Clinical description

After an acute unintentional ingestion of a long-acting anticoagulant, the majority of patients are entirely asymptomatic. After a substantial ingestion of a long-acting anticoagulant, clinical signs of coagulopathy typically occur within 24-72 hours. Coagulopathy might manifest as epistaxis, gingival bleeding, hematemesis, hematuria, hematochezia, menometrorrhagia, ecchymosis, petechial hemorrhages, intracranial hemorrhages, or bleeding that is disproportionate to the level of the injury (1-3).

Laboratory criteria for diagnosis

Biologic: The criteria for diagnosis of a long-acting anticoagulant is the presence of one of the following factors:

  • Prolonged prothrombin time (PT) and international normalized ratio (INR) (24 to 72 hours after exposure) persisting for weeks to months, as determined by hospital laboratory tests.
  • Abnormal assays for factors II and VII in patients with unexplained bleeding and a normal PT, partial thromboplastin time, or INR, as determined by hospital or commercial laboratory tests.
  • Detection of a long-acting anticoagulant (e.g., brodifacoum) in serum, plasma, or urine, as determined by commercial laboratory tests.

– OR –

  • Environmental: Detection of a long-acting anticoagulant in environmental samples.Case classification
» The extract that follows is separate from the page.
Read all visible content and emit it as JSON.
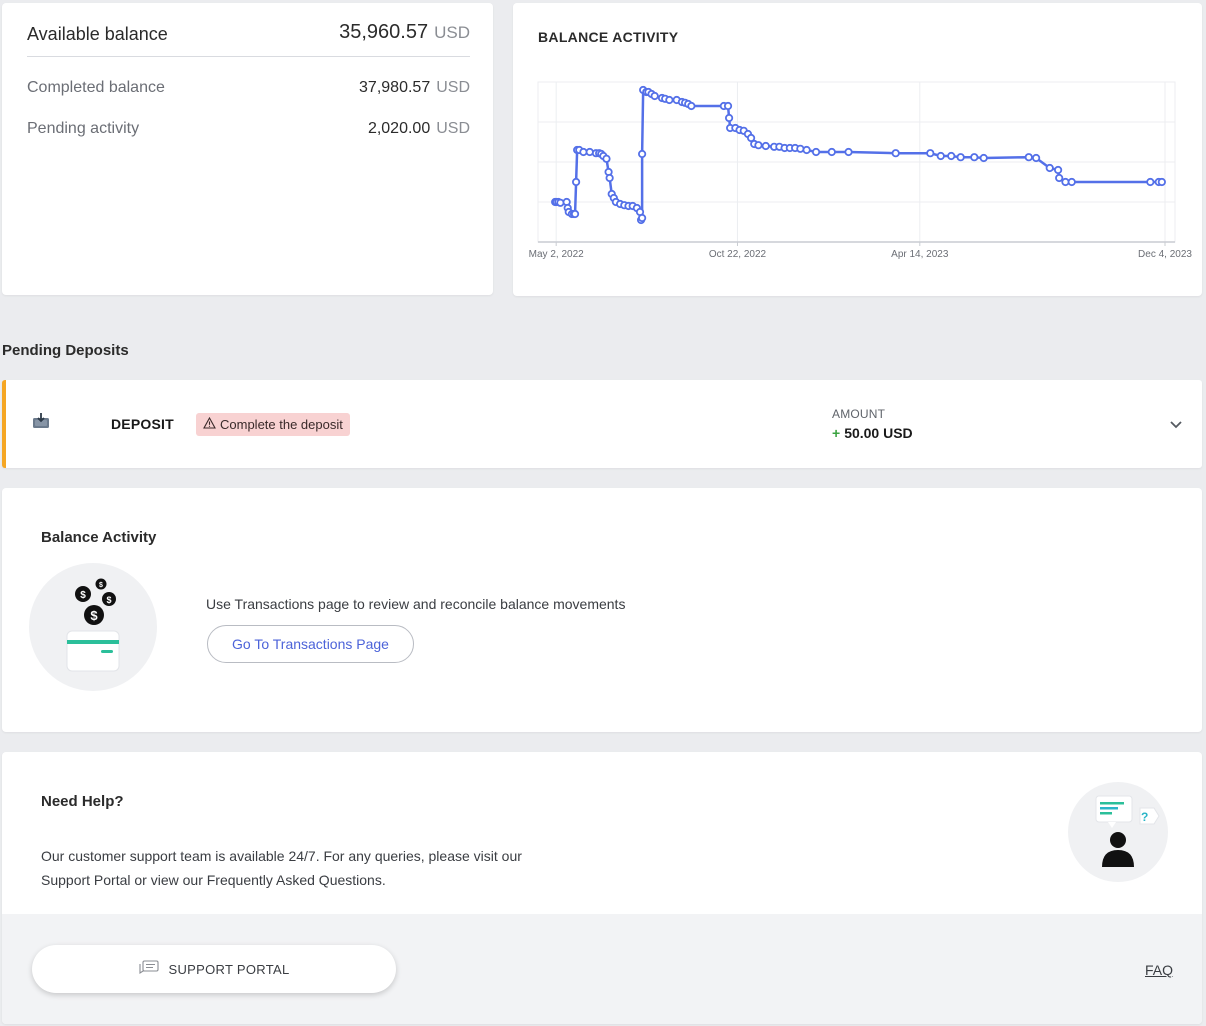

Suspected: A case in which a potentially exposed person is being evaluated by health-care workers or public health officials for poisoning by a particular chemical agent, but no specific credible threat exists.

Probable: A clinically compatible case in which a high index of suspicion (credible threat or patient history regarding location and time) exists for a long-acting anticoagulant exposure, or an epidemiologic link exists between this case and a laboratory-confirmed case.

Confirmed: A clinically compatible case in which laboratory tests have confirmed exposure.

Additional resources

  1. Caravati EM, Erdman AR, Scharman EJ, et al. Long-acting anticoagulant rodenticide poisoning: an evidence-based consensus guideline for out-of-hospital management. Clin Toxicology 2007;45(1):1-22.
  2. Kruse JA, Carlson RW. Fatal rodenticide poisoning with brodifacoum. Ann Emerg Med 1992;21:331-6.
  3. Chua JD, Friedenberg WR. Superwarfarin poisoning. Arch Intern Med 1998;158:1929-32.
  4. NIOSH. NIOSH manual of analytical methods [online]. 2003. [cited 2013 Apr 5]. Available from URL:
  5. OSHA. Sampling and analytical methods [online]. 2010. [cited 2013 Apr 5]. Available from URL:
  6. FDA. Food: Laboratory methods [online]. 2013. [cited 2013 Apr 5]. Available from URL:
  7. EPA. Selected analytical methods: chemical methods query [online]. 2013. [cited 2013 Apr 5]. Available from URL: